Very well known, deciduous or evergreen shrubs, usually grown as hedges.
The reason why privet is used on such a large scale is probably the fact that it is the cheapest hedging plant available. However, everyone knows that it is not the most suitable shrub for the purpose; privet hedges usually shed their foliage in winter and then look very unattractive, and incorrect clipping makes them bare at the base. A neglected hedge may be rejuvenated byit down almost to ground level, it will then start into new growth and bare spots may be filled in with new plants. If the hedge is then clipped in a pyramidal shape it will remain dense at the base. Naturally it would be better to invest in a different type of hedge.
Privets may produce quite attractive, especially if they are not pruned. They may be used to provide shade. Unfortunately many species are not winter-hardy. Finally privet, especially the variegated forms, may be clipped into attractive shapes.
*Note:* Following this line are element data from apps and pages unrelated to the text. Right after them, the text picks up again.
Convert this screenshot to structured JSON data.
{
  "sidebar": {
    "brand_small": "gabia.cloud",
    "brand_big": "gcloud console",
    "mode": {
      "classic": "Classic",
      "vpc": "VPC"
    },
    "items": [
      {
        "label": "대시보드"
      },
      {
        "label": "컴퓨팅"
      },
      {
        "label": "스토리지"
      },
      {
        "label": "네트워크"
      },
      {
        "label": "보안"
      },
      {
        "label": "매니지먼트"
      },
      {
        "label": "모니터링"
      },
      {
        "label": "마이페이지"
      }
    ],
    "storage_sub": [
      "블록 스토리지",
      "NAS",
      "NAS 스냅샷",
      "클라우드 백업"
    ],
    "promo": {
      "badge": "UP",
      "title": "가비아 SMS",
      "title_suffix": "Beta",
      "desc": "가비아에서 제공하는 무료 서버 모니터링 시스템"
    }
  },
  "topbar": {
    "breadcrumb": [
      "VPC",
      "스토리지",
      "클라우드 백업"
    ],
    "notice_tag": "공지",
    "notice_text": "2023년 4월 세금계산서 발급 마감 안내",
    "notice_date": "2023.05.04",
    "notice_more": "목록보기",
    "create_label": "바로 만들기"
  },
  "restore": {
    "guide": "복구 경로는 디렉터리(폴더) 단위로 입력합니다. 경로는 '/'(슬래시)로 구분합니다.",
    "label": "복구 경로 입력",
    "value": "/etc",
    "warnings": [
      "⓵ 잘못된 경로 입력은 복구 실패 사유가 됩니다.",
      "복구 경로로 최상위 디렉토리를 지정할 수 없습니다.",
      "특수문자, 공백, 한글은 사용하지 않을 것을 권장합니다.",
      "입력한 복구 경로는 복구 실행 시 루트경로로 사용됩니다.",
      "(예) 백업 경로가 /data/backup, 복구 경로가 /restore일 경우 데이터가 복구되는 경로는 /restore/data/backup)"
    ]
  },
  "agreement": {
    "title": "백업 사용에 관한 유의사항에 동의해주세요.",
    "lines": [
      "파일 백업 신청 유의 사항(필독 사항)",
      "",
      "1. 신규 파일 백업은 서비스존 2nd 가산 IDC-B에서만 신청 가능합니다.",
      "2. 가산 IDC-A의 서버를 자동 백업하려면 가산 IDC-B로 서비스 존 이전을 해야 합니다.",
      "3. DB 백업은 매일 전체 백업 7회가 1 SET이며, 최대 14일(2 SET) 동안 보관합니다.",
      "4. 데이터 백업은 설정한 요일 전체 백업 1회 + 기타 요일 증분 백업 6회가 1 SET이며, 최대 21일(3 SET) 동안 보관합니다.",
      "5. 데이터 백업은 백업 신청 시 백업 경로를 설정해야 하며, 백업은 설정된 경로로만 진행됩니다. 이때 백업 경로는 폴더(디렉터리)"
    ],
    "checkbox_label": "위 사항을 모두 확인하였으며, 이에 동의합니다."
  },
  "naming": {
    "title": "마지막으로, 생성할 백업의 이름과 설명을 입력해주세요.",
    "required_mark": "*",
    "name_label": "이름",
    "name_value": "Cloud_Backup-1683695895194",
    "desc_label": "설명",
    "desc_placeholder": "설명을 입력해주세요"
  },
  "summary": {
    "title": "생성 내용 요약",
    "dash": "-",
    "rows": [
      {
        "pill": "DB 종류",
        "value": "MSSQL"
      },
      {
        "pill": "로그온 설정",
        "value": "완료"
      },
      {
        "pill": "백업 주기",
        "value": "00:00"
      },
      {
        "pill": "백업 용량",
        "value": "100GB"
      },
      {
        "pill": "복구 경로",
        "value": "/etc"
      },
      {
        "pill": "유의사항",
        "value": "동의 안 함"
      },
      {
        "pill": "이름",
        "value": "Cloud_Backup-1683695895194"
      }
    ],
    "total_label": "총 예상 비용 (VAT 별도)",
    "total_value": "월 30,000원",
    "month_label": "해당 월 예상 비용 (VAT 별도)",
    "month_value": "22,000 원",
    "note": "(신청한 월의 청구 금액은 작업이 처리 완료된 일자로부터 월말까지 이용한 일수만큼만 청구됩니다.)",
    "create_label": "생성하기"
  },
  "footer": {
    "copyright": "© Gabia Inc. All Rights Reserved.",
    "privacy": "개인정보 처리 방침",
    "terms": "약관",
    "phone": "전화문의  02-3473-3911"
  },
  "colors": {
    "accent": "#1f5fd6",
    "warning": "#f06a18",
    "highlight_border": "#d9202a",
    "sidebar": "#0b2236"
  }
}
Privets will grow in practically any type of soil. Ensure that thedo not dry out when they are transplanted.
Very easily increased fromtaken in winter. This is why these shrubs are so cheap.
Ligustrum amurense: Height to 2.5 m; creamy-white flowers in early to mid summer. The ovalare evergreen. Quite hardy.
Ligustrum X ibolium: A hybrid of the hedge privet, which it resembles. However, it is more winter-hardy. Ligustrum obtusifolium: Height to 3 m, spreading habit; white flowers in angled plumes in mid to late summer. The arching twigs are downy, as are the 2-6 cm oval to oblong, which drop in winter. Suitable hedging plant, quite winter-hardy.
Ligustrum ovalifolium, hedge privet: Height to over 2 m; white flowers in elongated plumes in mid to late summer. Partially evergreen, and the best known hedging plant. ‘Aureum’ is golden yellow; ‘Aureomarginatum’ has leaves edged with golden yellow.
Ligustrum vulgar e, common privet: Height to 3 m; small plumes of white flowers in summer months. Deciduous. Foliage, bark and berries are.